---------- Data for the task ----------

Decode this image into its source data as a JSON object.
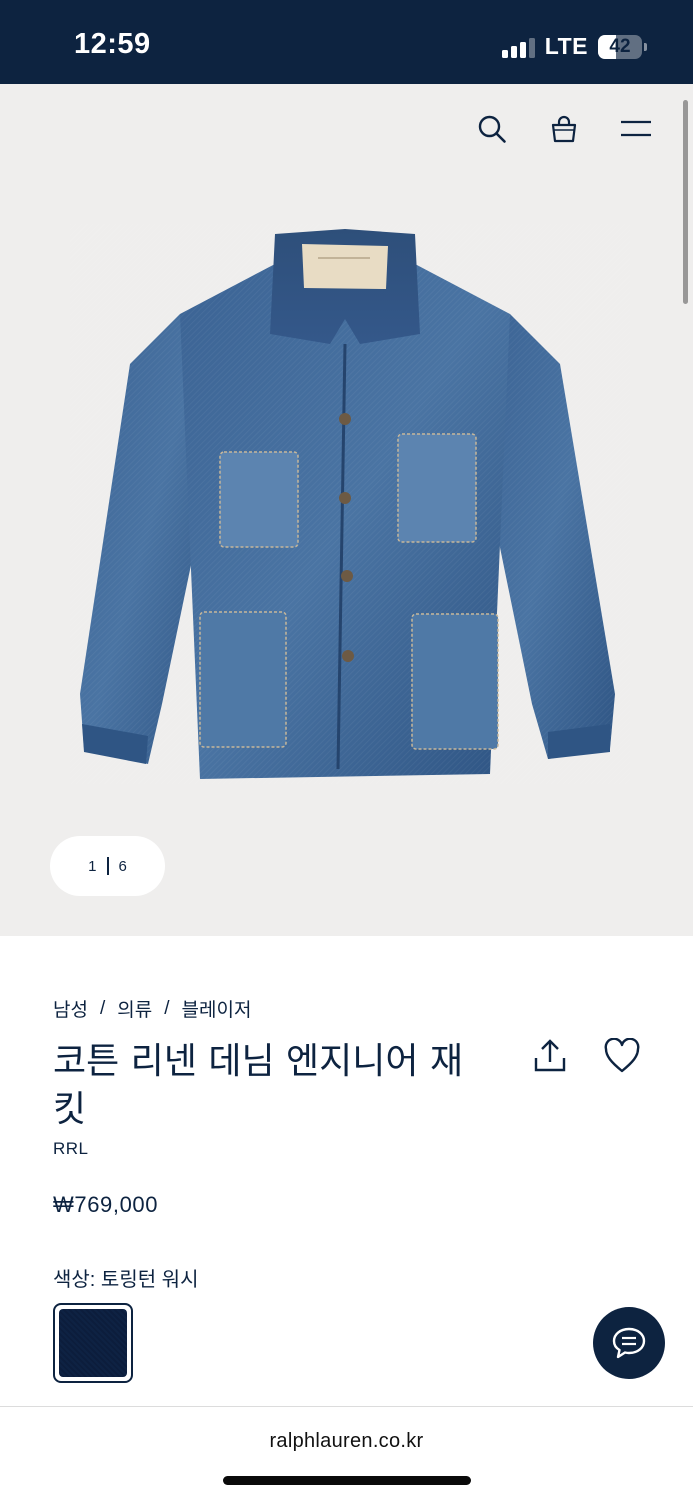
{
  "status_bar": {
    "time": "12:59",
    "network": "LTE",
    "battery": "42",
    "battery_level": 0.42
  },
  "header": {
    "icons": [
      "search-icon",
      "shopping-bag-icon",
      "menu-icon"
    ]
  },
  "gallery": {
    "current_index": "1",
    "total": "6"
  },
  "product": {
    "breadcrumb": [
      "남성",
      "의류",
      "블레이저"
    ],
    "breadcrumb_separator": "/",
    "title": "코튼 리넨 데님 엔지니어 재킷",
    "brand": "RRL",
    "price": "₩769,000",
    "color_label": "색상: 토링턴 워시",
    "swatch_color": "#3b5b80"
  },
  "browser": {
    "url": "ralphlauren.co.kr"
  },
  "colors": {
    "navy": "#0d2340",
    "image_bg": "#efeeed"
  }
}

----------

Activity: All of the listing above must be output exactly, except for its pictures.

Exercise solution:
Decode this image into its source data as a JSON object.
{
  "status_bar": {
    "time": "12:59",
    "network": "LTE",
    "battery": "42",
    "battery_level": 0.42
  },
  "header": {
    "icons": [
      "search-icon",
      "shopping-bag-icon",
      "menu-icon"
    ]
  },
  "gallery": {
    "current_index": "1",
    "total": "6"
  },
  "product": {
    "breadcrumb": [
      "남성",
      "의류",
      "블레이저"
    ],
    "breadcrumb_separator": "/",
    "title": "코튼 리넨 데님 엔지니어 재킷",
    "brand": "RRL",
    "price": "₩769,000",
    "color_label": "색상: 토링턴 워시",
    "swatch_color": "#3b5b80"
  },
  "browser": {
    "url": "ralphlauren.co.kr"
  },
  "colors": {
    "navy": "#0d2340",
    "image_bg": "#efeeed"
  }
}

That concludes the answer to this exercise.